Which lines in the records below contain the word "icon"? Report each of them.

(Records supplied begins)

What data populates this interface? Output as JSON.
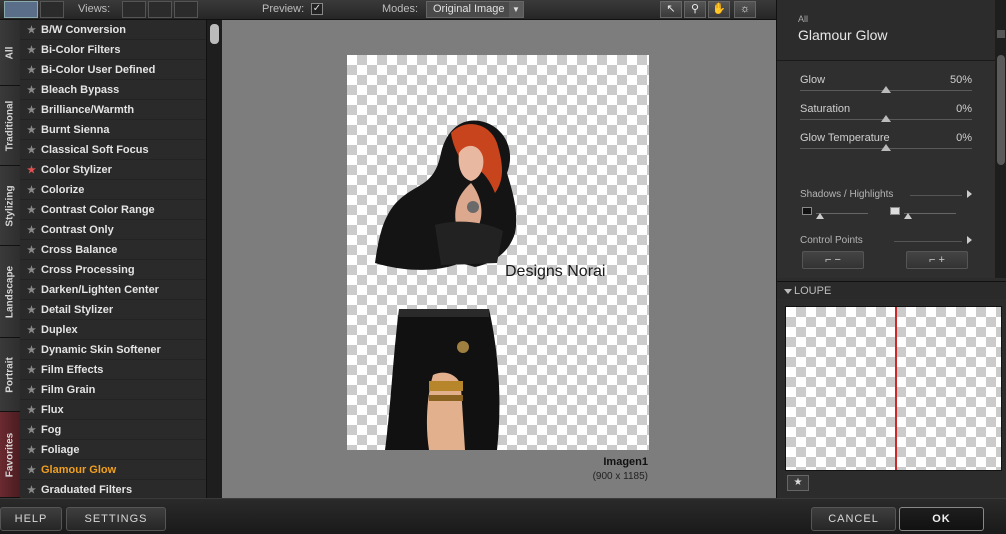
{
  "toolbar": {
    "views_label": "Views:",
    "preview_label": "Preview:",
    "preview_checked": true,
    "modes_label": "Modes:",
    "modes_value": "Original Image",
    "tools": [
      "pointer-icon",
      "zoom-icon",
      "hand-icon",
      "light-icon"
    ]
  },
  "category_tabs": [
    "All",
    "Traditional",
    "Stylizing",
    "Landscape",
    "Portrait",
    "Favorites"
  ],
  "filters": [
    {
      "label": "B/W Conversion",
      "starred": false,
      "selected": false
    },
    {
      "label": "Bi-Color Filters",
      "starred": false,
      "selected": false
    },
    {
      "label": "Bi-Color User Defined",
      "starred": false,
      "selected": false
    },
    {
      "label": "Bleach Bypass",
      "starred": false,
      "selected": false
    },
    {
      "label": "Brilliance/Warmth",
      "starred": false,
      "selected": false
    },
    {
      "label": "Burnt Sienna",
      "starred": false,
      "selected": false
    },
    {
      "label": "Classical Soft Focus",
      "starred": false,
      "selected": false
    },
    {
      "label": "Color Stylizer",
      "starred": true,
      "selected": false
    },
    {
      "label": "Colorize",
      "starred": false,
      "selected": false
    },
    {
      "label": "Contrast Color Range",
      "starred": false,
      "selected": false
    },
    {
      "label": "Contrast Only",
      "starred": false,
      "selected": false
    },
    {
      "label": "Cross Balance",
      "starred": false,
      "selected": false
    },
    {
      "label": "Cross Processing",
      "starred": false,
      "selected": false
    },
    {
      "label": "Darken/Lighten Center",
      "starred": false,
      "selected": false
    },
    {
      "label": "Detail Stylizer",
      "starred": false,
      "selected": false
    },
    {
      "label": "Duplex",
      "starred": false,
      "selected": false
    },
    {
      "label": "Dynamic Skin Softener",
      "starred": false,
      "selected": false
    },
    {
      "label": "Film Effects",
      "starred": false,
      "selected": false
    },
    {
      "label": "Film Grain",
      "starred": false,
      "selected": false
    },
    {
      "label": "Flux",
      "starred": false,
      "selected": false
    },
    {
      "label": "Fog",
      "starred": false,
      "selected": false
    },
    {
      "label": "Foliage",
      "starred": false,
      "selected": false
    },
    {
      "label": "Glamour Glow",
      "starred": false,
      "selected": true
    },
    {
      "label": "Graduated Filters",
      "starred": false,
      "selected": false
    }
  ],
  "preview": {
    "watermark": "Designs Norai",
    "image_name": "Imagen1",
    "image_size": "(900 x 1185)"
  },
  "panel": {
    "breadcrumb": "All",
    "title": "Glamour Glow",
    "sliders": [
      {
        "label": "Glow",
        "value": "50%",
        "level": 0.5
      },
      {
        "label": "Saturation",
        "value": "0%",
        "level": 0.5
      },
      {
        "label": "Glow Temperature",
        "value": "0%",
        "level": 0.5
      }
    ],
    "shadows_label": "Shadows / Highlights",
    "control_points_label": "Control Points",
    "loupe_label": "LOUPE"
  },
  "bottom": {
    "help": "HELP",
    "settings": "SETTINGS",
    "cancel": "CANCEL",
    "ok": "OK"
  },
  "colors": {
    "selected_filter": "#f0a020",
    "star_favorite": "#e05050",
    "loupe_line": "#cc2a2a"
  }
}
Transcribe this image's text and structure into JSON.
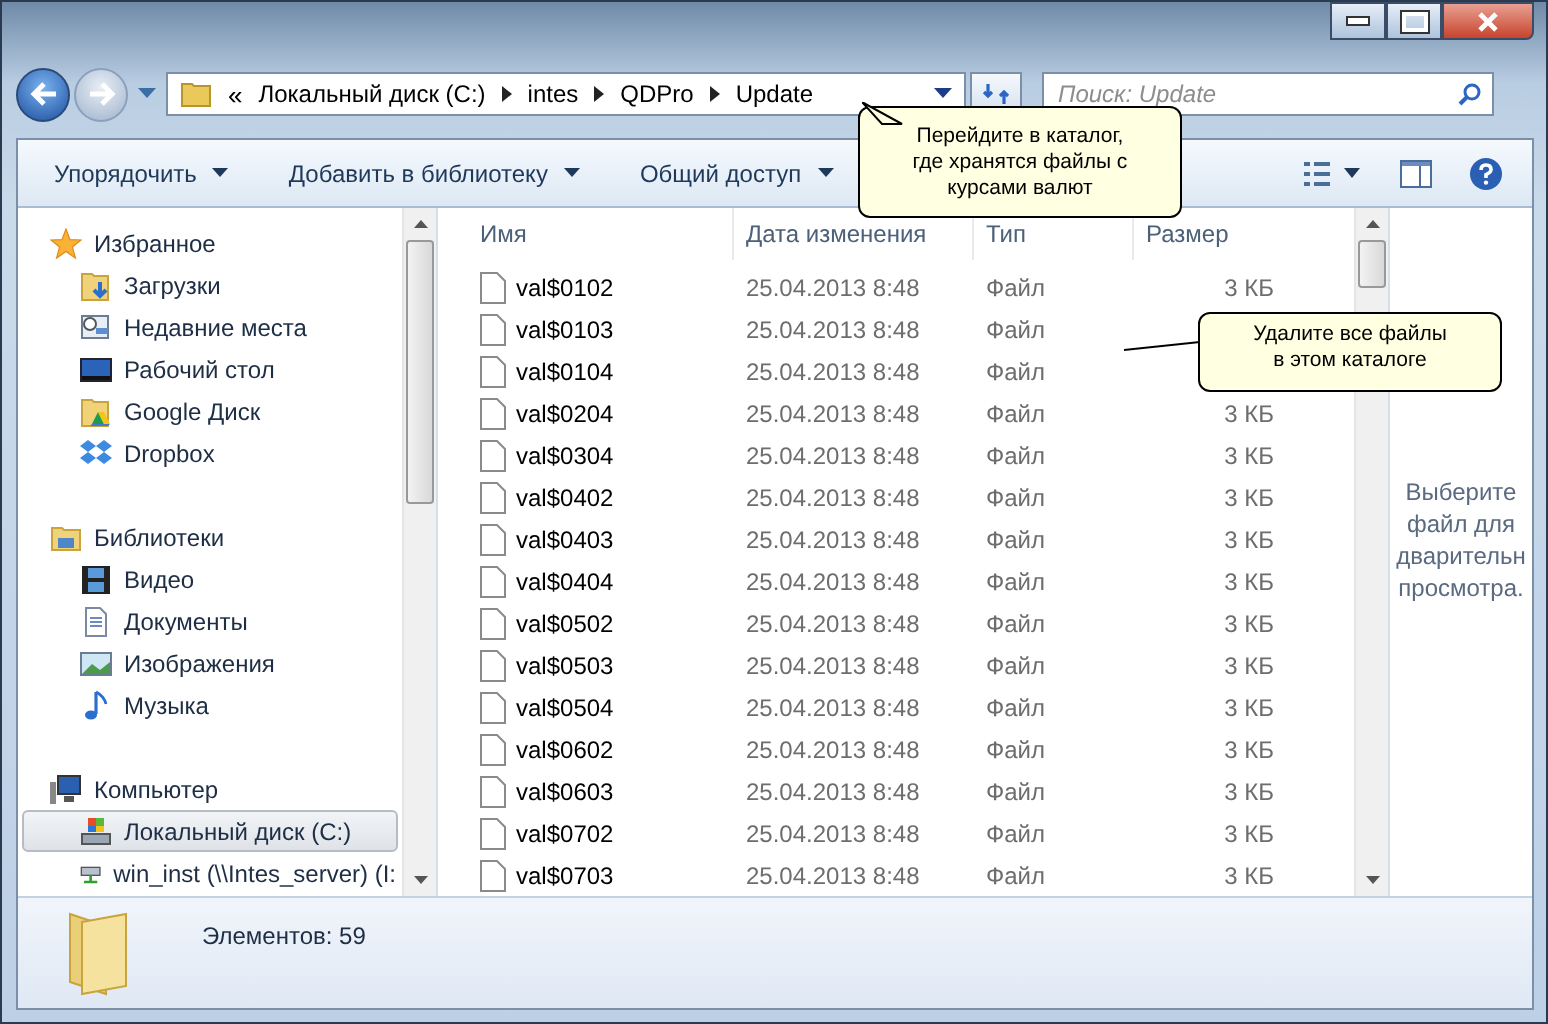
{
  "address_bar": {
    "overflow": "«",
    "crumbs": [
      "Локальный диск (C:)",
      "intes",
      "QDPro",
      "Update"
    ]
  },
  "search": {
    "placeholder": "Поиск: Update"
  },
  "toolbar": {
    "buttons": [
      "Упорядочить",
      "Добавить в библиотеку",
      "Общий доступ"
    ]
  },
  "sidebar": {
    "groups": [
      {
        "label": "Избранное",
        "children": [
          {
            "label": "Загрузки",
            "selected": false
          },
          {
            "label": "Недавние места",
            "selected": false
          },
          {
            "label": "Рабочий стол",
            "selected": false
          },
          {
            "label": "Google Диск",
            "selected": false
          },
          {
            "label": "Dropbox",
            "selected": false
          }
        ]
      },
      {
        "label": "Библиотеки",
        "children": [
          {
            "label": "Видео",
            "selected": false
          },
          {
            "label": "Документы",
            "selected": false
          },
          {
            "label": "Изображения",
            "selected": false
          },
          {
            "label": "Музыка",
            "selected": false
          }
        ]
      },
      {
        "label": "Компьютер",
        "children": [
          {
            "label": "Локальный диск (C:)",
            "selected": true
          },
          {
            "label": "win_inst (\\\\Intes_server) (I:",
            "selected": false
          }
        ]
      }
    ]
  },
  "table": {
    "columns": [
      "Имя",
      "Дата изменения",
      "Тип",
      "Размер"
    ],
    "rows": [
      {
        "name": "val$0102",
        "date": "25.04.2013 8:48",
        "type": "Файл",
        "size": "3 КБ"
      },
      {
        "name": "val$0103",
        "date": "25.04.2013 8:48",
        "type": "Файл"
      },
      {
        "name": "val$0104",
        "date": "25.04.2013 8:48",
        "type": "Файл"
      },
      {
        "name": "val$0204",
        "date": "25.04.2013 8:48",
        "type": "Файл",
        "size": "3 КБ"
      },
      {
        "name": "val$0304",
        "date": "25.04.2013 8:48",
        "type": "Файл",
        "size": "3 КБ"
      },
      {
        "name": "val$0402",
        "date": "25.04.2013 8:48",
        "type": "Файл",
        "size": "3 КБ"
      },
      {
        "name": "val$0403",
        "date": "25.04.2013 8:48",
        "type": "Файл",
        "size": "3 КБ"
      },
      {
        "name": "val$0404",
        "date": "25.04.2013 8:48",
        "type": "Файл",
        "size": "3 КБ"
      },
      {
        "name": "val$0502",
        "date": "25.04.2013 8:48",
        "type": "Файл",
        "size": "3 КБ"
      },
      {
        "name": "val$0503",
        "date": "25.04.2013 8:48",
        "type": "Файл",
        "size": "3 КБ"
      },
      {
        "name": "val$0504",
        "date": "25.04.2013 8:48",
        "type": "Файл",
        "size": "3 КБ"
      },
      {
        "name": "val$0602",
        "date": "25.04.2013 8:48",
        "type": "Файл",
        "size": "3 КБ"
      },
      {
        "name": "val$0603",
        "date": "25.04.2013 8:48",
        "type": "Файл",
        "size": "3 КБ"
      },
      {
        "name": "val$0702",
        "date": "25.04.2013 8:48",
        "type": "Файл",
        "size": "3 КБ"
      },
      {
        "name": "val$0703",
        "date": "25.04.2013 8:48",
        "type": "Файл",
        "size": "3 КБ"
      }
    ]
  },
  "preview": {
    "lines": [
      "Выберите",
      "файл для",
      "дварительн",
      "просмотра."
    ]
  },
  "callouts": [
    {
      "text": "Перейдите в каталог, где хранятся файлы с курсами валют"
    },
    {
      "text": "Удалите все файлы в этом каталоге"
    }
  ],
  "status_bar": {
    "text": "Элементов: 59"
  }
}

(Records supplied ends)

• Solution for this problem:
      "pointer-icon",
      "zoom-icon",
      "hand-icon",
      "light-icon"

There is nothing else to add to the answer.